“Every person you meet is better than you at something. In that thing, learn”
#PhilosophicalWednesday #9

“Every person you meet is better than you at something. In that thing, learn”

The restless Van Gogh and the rational Gauguin: the story of an artistic and personal relationship that is complex to say the least, which cannot be defined simply as a personal friendship or an artistic relationship.

They met in 1886 in Paris, and hence Van Gogh’s dream of creating a sort of school-community of artists, so much so that he rented rooms in the small Provençal town of Arles, in that building that became known as the “Yellow House” .


Vincent Van Gogh, The Yellow House (1888) – Courtesy frammentiarte

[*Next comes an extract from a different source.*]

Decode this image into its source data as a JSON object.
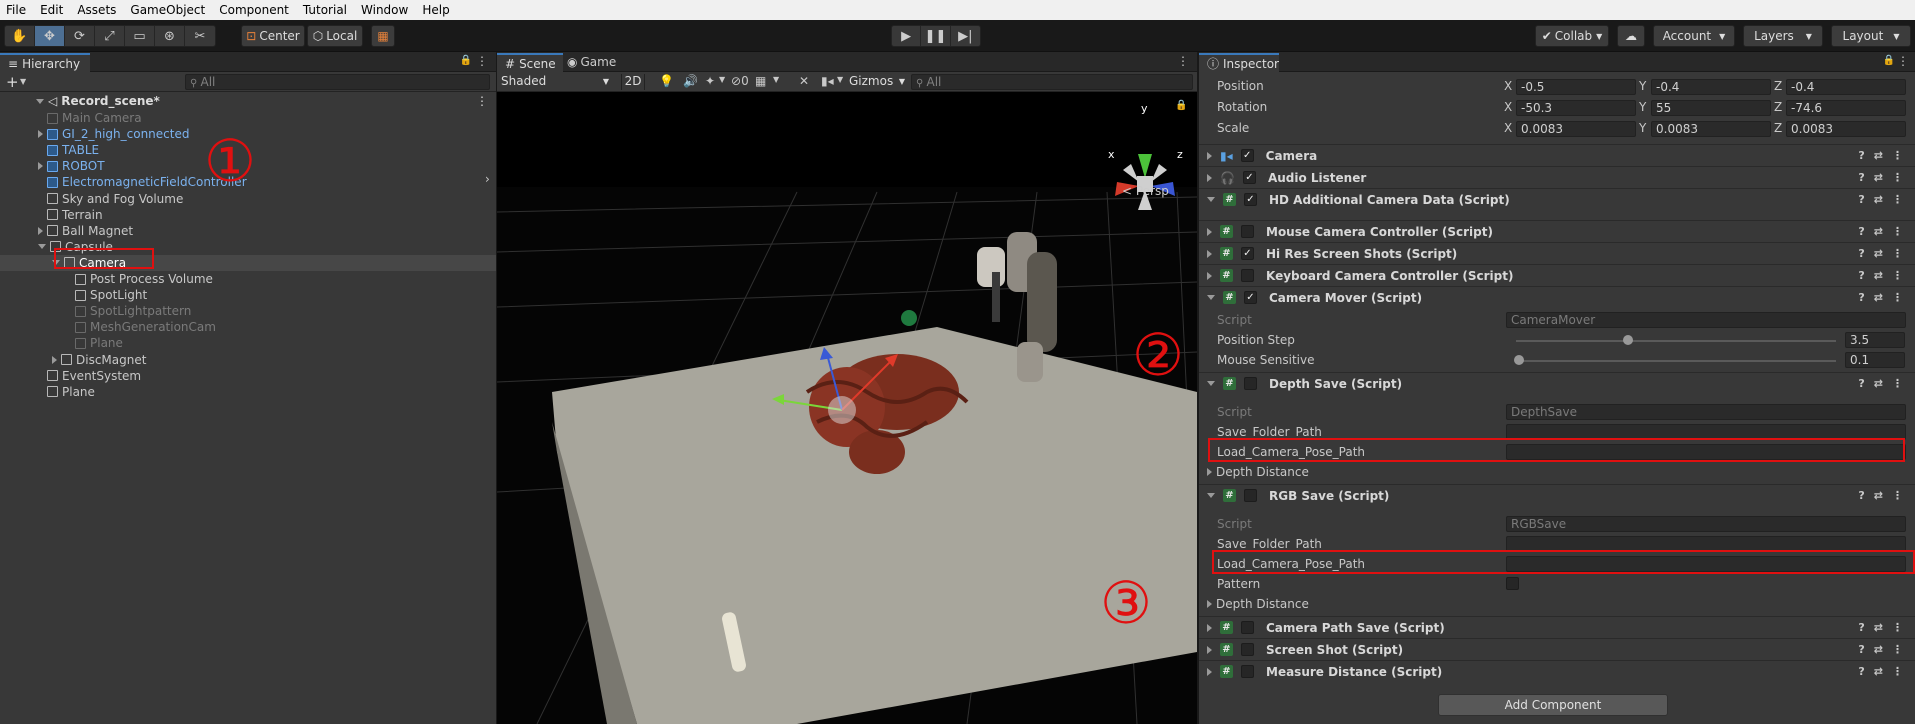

Aware that he cannot be the guide of this initiative, he addresses the invitation to his colleague Gauguin, who after numerous invitations and the additional pressure of Theo Van Gogh, goes to Provence bringing with him a not so great enthusiasm.

However, the two artists manage to find a meeting point, assuming the positions of a pupil (Van Gogh) and a teacher, a guide (Gauguin). But the commonality of ideals is not sufficient to cover the differences that emerge between the two, which result in the neurosis that approaches madness for the first and for the strong desire to leave on the part of the second, which in the end comes about almost out of exasperation. 


Paul Gauguin, The Painter of Sunflowers (1888) – Courtesy restaurars.altervista.org


However, the weeks spent together deeply influenced them: in that period Van Gogh will be extremely prolific in his production, inspired by the presence of what he considered one of the geniuses of contemporary painting. In turn, Gauguin’s creativity was affected by this experience, despite the impossibility of creating a lasting artistic collaboration over time.

In the positive and in the negative, this is the story of two artists who similarly experience the need for change in the artistic context in which they live, who, while failing to build a happy ending for their relationship, draw all that is possible from it.


Vincent Van Gogh, Van Gogh’s Chair (1888) – Gauguin’s Armchair
(1888) – Courtesy Magnani Rocca